-- Data for review follows --

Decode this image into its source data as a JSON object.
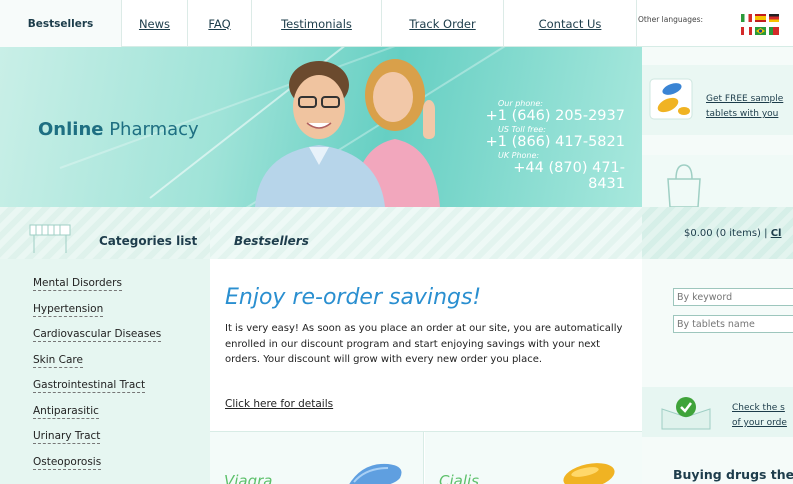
{
  "nav": {
    "tabs": [
      {
        "label": "Bestsellers",
        "active": true
      },
      {
        "label": "News",
        "active": false
      },
      {
        "label": "FAQ",
        "active": false
      },
      {
        "label": "Testimonials",
        "active": false
      },
      {
        "label": "Track Order",
        "active": false
      },
      {
        "label": "Contact Us",
        "active": false
      }
    ],
    "other_languages_label": "Other languages:",
    "flags": [
      "italy-flag",
      "spain-flag",
      "germany-flag",
      "canada-flag",
      "brazil-flag",
      "portugal-flag"
    ]
  },
  "banner": {
    "logo_bold": "Online",
    "logo_rest": " Pharmacy",
    "phones": [
      {
        "label": "Our phone:",
        "number": "+1 (646) 205-2937"
      },
      {
        "label": "US Toll free:",
        "number": "+1 (866) 417-5821"
      },
      {
        "label": "UK Phone:",
        "number": "+44 (870) 471-8431"
      }
    ]
  },
  "promo": {
    "line1": "Get FREE sample",
    "line2": "tablets with you"
  },
  "cart": {
    "summary": "$0.00 (0 items) | ",
    "link": "Cl"
  },
  "search": {
    "keyword_placeholder": "By keyword",
    "tablets_placeholder": "By tablets name"
  },
  "check": {
    "line1": "Check the s",
    "line2": "of your orde"
  },
  "buying_heading": "Buying drugs the",
  "categories": {
    "title": "Categories list",
    "items": [
      "Mental Disorders",
      "Hypertension",
      "Cardiovascular Diseases",
      "Skin Care",
      "Gastrointestinal Tract",
      "Antiparasitic",
      "Urinary Tract",
      "Osteoporosis"
    ]
  },
  "section_title": "Bestsellers",
  "reorder": {
    "title": "Enjoy re-order savings!",
    "body": "It is very easy! As soon as you place an order at our site, you are automatically enrolled in our discount program and start enjoying savings with your next orders. Your discount will grow with every new order you place.",
    "link": "Click here for details"
  },
  "products": [
    {
      "name": "Viagra"
    },
    {
      "name": "Cialis"
    }
  ],
  "colors": {
    "accent_blue": "#2a8fd0",
    "product_green": "#5cc06a",
    "banner_teal": "#66cfc3"
  }
}
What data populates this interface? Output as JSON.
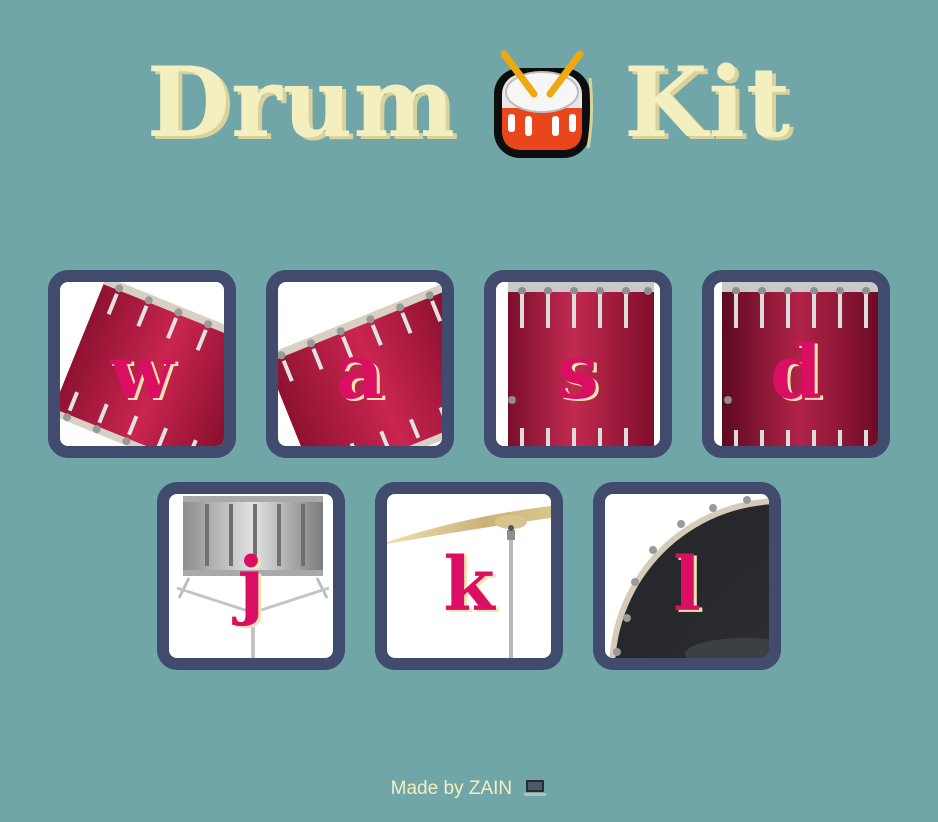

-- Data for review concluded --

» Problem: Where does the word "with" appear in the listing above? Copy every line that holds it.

» Exercise result:
    "line2": "tablets with you"
    "body": "It is very easy! As soon as you place an order at our site, you are automatically enrolled in our discount program and start enjoying savings with your next orders. Your discount will grow with every new order you place.",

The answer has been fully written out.